Sticker bomb refers to a branch of street-culture practices that uses layering of stickers, normally used for customizing cars and motorbikes, until the surface is no longer visible. Nozawa has created paintings by overlapping this method with the act of collecting miscellaneous small items and stickers, a popular childhood hobby for her (and many other females of her generation).

This method is used to express a distorted gaze towards sexuality. This is done by simultaneously visualizing both the microscopic sense, of adoring small objects, as well as the macroscopic sense, of increasing the level of abstraction by densely placing visual subjects together.
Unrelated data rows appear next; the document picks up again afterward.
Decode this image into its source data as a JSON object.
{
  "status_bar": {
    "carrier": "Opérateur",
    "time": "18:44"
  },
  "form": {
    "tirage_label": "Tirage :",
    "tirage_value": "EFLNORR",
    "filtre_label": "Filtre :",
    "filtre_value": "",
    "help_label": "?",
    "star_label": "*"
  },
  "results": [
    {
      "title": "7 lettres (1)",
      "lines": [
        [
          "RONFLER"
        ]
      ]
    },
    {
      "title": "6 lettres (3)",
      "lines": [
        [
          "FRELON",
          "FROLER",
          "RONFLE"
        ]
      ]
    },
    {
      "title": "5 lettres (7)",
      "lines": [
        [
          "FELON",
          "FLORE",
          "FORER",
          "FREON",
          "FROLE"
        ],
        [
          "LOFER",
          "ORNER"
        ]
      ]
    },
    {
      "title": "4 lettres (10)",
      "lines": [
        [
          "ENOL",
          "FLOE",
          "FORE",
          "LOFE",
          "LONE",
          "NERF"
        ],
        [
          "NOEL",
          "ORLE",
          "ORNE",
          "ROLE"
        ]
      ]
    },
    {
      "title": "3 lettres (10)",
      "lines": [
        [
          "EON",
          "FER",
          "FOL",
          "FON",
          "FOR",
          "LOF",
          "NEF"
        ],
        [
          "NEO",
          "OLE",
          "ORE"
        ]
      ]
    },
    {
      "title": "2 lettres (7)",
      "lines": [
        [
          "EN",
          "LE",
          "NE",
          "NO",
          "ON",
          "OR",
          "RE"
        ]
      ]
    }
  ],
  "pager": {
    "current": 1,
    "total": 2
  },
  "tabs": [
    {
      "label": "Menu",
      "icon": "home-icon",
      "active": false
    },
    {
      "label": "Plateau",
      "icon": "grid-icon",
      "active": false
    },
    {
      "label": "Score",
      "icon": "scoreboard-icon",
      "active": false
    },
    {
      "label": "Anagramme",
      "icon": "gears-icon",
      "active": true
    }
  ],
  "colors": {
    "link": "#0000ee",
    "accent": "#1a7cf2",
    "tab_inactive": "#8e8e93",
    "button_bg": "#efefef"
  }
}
Boys and girls in her artworks, both a pictorial subject and a pictorial medium, appear to imply the presence of a masculine gaze. However sexual subjectivity and objectivity here become multi-layered, through the use a self-consciou…